We agree that the State did not show that it had used due diligence in offering Dr. Thompson's testimony and Tammy Jones's report. However, the remaining three factors do seem to be satisfied, in that the additional evidence was decisive, the reception of additional evidence did not cause undue delay, nor did it cause an injustice. The additional evidence was decisive, in that Dr. Thompson testified, in much stronger terms than Dr. Siddiqui, that the fire was an overt act caused by H.W.'s mental illness. Reopening the case did not cause undue delay in that the trial court heard Dr. Thompson's testimony just one week after the initial hearing. And Tammy Jones's report was received into evidence just seconds after the parties closed at the second hearing. Further, reopening the case did not cause an injustice because it gave H.W. the opportunity to testify that the fire was not intentional, which he had failed to do at the first hearing. We hold, therefore, that the trial court did not abuse its discretion when it reopened the case for further evidence.
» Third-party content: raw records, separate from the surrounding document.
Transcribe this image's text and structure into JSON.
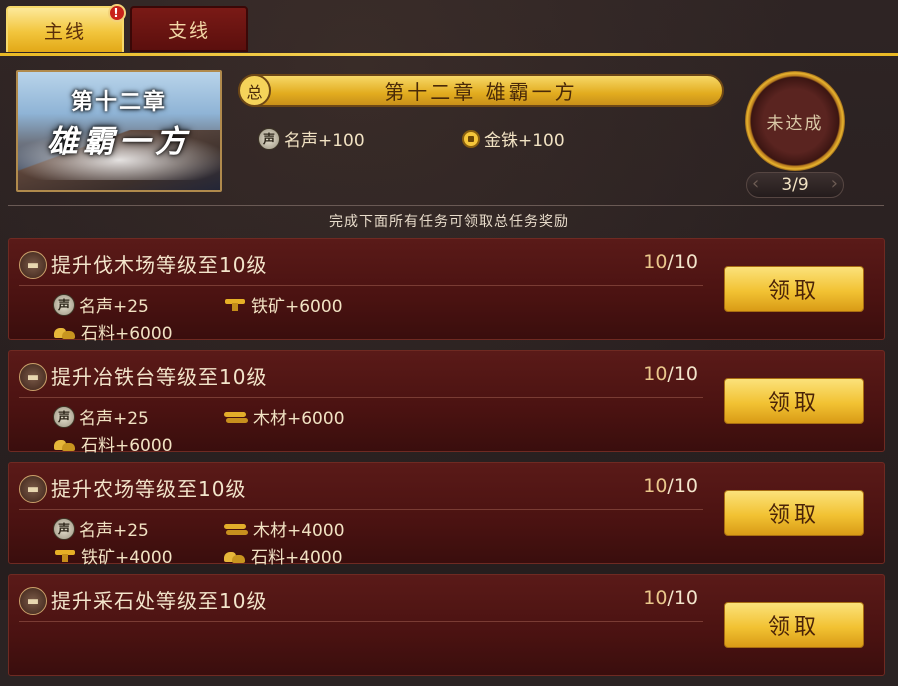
{
  "tabs": [
    {
      "label": "主线",
      "active": true,
      "alert": "!"
    },
    {
      "label": "支线",
      "active": false
    }
  ],
  "chapter": {
    "image_line1": "第十二章",
    "image_line2": "雄霸一方",
    "badge": "总",
    "title": "第十二章  雄霸一方",
    "rewards": [
      {
        "icon": "fame-icon",
        "icon_text": "声",
        "text": "名声+100"
      },
      {
        "icon": "coin-icon",
        "text": "金铢+100"
      }
    ],
    "status": "未达成",
    "progress": "3/9"
  },
  "hint": "完成下面所有任务可领取总任务奖励",
  "tasks": [
    {
      "icon_text": "",
      "title": "提升伐木场等级至10级",
      "current": "10",
      "total": "/10",
      "button": "领取",
      "rewards": [
        {
          "icon": "fame-icon",
          "icon_text": "声",
          "text": "名声+25"
        },
        {
          "icon": "ore-icon",
          "text": "铁矿+6000"
        },
        {
          "icon": "stone-icon",
          "text": "石料+6000"
        }
      ]
    },
    {
      "icon_text": "",
      "title": "提升冶铁台等级至10级",
      "current": "10",
      "total": "/10",
      "button": "领取",
      "rewards": [
        {
          "icon": "fame-icon",
          "icon_text": "声",
          "text": "名声+25"
        },
        {
          "icon": "wood-icon",
          "text": "木材+6000"
        },
        {
          "icon": "stone-icon",
          "text": "石料+6000"
        }
      ]
    },
    {
      "icon_text": "",
      "title": "提升农场等级至10级",
      "current": "10",
      "total": "/10",
      "button": "领取",
      "rewards": [
        {
          "icon": "fame-icon",
          "icon_text": "声",
          "text": "名声+25"
        },
        {
          "icon": "wood-icon",
          "text": "木材+4000"
        },
        {
          "icon": "ore-icon",
          "text": "铁矿+4000"
        },
        {
          "icon": "stone-icon",
          "text": "石料+4000"
        }
      ]
    },
    {
      "icon_text": "",
      "title": "提升采石处等级至10级",
      "current": "10",
      "total": "/10",
      "button": "领取",
      "rewards": []
    }
  ],
  "colors": {
    "gold": "#f2c53c",
    "card_bg": "#4a1211",
    "text": "#f1e2c3"
  }
}
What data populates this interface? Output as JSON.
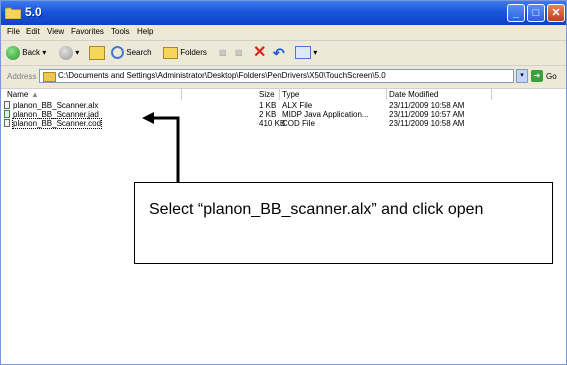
{
  "window": {
    "title": "5.0"
  },
  "menu": {
    "items": [
      "File",
      "Edit",
      "View",
      "Favorites",
      "Tools",
      "Help"
    ]
  },
  "toolbar": {
    "back_label": "Back",
    "search_label": "Search",
    "folders_label": "Folders"
  },
  "address": {
    "label": "Address",
    "value": "C:\\Documents and Settings\\Administrator\\Desktop\\Folders\\PenDrivers\\X50\\TouchScreen\\5.0",
    "go_label": "Go"
  },
  "columns": {
    "name": "Name",
    "size": "Size",
    "type": "Type",
    "date": "Date Modified"
  },
  "files": [
    {
      "name": "planon_BB_Scanner.alx",
      "size": "1 KB",
      "type": "ALX File",
      "date": "23/11/2009 10:58 AM"
    },
    {
      "name": "planon_BB_Scanner.jad",
      "size": "2 KB",
      "type": "MIDP Java Application...",
      "date": "23/11/2009 10:57 AM"
    },
    {
      "name": "planon_BB_Scanner.cod",
      "size": "410 KB",
      "type": "COD File",
      "date": "23/11/2009 10:58 AM"
    }
  ],
  "callout": {
    "text": "Select “planon_BB_scanner.alx” and click open"
  }
}
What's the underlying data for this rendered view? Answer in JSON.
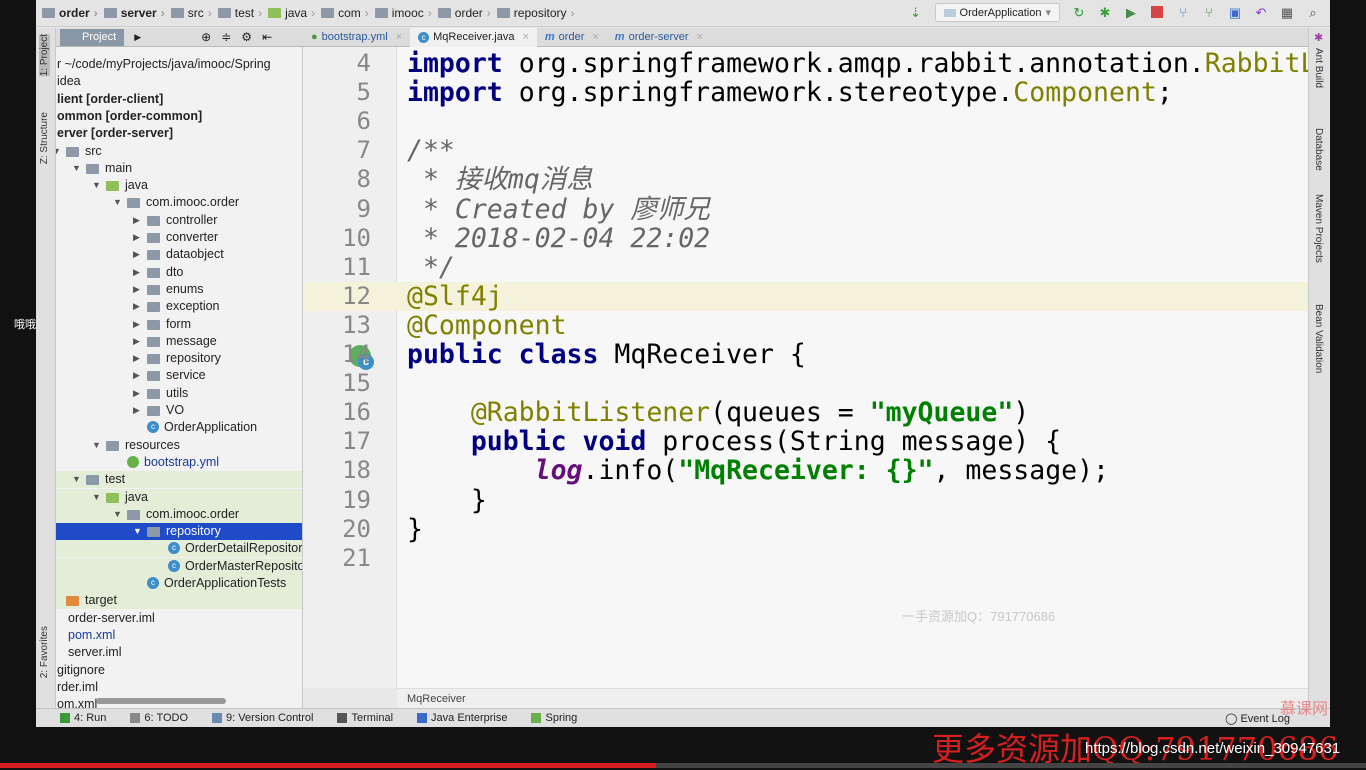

Even assuming that it was an abuse of discretion, any error is harmless inasmuch as the testimony elicited during the State's primary case was sufficient to establish that H.W. was mentally ill and that either he was a threat to himself or others. Accordingly, we overrule issue seven.
Based upon our review of the record, we hold that the evidence is legally and factually sufficient to support the trial court's finding that H.W. is mentally ill and that as a result of his mental illness, he is likely to cause serious harm to himself or others. We further hold that H.W. has not shown that his counsel was ineffective during his temporary commitment hearing, nor that reopening the case for additional evidence is reversible error. The judgment of the trial court is affirmed.
Opinion delivered July 31, 2002.
Panel consisted of Gohmert, Jr., C.J., Worthen, J., and Griffith, J.
1. The ninety-day commitment period has expired, but this appeal is not moot. In State v. Lodge, 608 S.W.2d 910, 911 (Tex. 1980), the Texas Supreme Court held that the doctrine of mootness does not apply to appeals from involuntary commitments.
2. In his argument, H.W. refers to " 574.034, et seq." However, his argument pertains to the language of section 574.034 only.
3. The timetable the legislature created for appeals from orders requiring mental health services does not contemplate the filing of a motion for new trial. Johnstone v. State, 22 S.W.3d 408, 410 (Tex. 2000). However, a person who is receiving in-patient mental health services, whether voluntarily or court-ordered, may seek a writ of habeas corpus. Tex. Health & Safety Code Ann. 572.003(a) (Vernon Supp. 2002); Tex. Health & Safety Code Ann. 576.003 (Vernon 1992).